Though the Central Florida area is known to tourists as a place of sun and palm trees, very few native palms are native to the region. Many of the palms seen in the area have been introduced through cultivation. Some of those cultivated trees have found the area favorable to their growth in the wild, and therefore have flourished and propagated on their own, thus becoming naturalized palm trees in Central Florida.
Though there is one species of royal palm native to Florida, the Cuban royal palm, Roystonea regia, is not. Despite this fact, it has managed to establish itself in the Central Florida region. The palm grows up to 75 feet and can handle temperatures as low as 28 degrees F, which is a borderline temperature for the Central Florida area. It needs abundant water and has pinnate, or feather-like fronds. It has a light gray trunk and a green crown shaft near the top.
The date palm, Phoenix dactylifera, is one of the tallest naturally-growing trees in the region and reaches up to 80 feet.
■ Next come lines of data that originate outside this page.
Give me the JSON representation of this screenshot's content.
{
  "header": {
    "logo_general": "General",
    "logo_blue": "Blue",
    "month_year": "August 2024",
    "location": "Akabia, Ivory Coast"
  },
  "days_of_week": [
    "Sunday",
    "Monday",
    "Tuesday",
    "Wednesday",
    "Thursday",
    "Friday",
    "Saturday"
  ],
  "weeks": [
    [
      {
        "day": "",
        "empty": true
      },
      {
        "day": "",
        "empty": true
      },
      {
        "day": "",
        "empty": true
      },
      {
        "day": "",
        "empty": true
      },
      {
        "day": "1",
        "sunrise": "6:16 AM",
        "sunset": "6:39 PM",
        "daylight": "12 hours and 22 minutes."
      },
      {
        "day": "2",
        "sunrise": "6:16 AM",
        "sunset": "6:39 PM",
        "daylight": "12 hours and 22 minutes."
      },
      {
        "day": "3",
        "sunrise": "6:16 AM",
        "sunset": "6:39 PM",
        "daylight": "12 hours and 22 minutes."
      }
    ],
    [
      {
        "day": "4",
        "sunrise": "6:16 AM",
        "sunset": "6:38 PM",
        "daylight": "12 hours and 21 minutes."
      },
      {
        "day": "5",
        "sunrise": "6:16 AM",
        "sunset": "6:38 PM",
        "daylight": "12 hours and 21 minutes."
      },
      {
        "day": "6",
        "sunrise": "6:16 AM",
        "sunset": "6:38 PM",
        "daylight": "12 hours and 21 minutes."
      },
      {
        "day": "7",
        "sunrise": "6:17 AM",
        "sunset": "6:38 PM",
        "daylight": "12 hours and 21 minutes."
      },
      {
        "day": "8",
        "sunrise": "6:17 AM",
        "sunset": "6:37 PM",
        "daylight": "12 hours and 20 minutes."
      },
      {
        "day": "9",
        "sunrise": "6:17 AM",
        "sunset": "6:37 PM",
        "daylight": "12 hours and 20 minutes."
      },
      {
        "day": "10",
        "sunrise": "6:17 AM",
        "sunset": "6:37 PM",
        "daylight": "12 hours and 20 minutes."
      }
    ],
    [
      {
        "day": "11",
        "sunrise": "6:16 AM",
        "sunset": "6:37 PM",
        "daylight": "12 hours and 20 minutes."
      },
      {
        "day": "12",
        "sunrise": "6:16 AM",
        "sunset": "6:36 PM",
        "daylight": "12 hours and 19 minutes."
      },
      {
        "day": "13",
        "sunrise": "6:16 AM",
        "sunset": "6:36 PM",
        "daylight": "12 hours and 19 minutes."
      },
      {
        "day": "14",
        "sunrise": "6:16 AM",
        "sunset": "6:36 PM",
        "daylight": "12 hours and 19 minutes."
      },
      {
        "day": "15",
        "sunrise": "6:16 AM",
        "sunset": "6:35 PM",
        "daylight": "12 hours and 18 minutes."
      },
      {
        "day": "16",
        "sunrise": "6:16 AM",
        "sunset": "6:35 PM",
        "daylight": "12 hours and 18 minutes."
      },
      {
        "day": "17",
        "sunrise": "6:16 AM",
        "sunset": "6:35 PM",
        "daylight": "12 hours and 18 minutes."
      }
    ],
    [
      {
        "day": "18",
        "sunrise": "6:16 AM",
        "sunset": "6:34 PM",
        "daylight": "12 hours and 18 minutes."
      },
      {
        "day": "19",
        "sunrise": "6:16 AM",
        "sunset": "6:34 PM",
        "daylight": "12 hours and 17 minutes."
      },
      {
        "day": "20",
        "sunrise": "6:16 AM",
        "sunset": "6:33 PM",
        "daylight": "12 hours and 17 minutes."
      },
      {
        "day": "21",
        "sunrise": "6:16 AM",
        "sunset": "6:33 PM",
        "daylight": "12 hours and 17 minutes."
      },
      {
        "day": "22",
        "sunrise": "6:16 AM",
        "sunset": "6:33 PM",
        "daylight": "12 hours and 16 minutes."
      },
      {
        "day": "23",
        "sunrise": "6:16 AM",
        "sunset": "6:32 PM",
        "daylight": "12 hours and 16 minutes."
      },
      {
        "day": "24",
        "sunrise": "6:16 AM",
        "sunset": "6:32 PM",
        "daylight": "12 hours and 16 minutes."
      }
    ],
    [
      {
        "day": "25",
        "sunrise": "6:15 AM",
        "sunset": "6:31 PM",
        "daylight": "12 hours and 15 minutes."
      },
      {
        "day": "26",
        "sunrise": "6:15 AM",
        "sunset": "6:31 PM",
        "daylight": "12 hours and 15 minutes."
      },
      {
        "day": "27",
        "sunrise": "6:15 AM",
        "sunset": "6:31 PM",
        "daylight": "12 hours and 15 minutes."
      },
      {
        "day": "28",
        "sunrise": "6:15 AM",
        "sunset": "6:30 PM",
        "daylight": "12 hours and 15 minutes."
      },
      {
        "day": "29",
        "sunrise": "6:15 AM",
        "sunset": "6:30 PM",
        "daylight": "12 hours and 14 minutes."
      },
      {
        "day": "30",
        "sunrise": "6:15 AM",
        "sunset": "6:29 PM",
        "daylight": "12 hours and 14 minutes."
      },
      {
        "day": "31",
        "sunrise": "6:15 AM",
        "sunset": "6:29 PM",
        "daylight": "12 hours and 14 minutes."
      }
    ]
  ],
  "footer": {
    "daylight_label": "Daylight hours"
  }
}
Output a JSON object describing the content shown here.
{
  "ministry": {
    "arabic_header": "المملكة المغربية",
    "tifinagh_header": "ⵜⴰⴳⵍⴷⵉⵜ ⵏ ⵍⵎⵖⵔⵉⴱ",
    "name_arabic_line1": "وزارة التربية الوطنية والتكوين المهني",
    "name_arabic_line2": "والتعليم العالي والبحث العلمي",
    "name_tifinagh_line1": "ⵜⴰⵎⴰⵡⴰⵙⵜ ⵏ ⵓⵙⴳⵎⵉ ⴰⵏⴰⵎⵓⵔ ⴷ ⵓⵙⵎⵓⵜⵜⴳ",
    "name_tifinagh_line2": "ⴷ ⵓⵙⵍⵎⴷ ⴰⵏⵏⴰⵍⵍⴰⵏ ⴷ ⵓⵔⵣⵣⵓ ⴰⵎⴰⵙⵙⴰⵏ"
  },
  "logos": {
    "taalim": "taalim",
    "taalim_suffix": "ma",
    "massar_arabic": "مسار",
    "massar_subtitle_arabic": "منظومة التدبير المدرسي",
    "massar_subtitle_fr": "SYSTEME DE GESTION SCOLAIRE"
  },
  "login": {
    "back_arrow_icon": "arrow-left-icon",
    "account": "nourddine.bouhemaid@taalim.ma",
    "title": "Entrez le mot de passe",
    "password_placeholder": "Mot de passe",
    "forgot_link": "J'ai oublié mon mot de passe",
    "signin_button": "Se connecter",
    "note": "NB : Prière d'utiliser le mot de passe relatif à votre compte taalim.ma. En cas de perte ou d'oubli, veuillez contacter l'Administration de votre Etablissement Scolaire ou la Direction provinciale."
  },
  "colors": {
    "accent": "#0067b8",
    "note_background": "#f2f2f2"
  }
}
Originally, this tree was located in the area of North Africa and throughout the Arabian Peninsula. As such, it requires slightly less water than the royal palm and can withstand temperatures as low as 18 degrees F, which makes it much more comfortable in the Central Florida region. It has pinnate fronds with no crown shaft.
The other naturalized palm tree in the Central Florida area is the coconut palm, Cocos nucifera. It can grow up to 75 feet, but often grows much shorter than that because of its tendency to have a curved trunk. Most coconut palms can withstand temperatures down to 30 degrees F, but some can go as low as 26 degrees F. Though the origin of the coconut palm is not known, it is considered highly unlikely to have evolved in the Central Florida region, as it thrives better in more tropical locations. This tree also has pinnate fronds.
The sabal palm, sabal palmetto, can grow up to 80 feet. The tree's fronds, called palmate, tend to resemble a fan and seemingly come from a single point on the branch. They are also more rigid than pinnate fronds. The sabal palm can withstand temperatures of 10 to 12 degrees F, and prefers full sun or light shade.
The saw palmetto, Serenoa repens, is one of the smaller palm plants in the area. Most of its trunk structure is located underground. It only reaches a maximum height of approximately 8 feet, and many are much smaller than that. It can tolerate temperatures down to 19 degrees F and prefers full sunlight.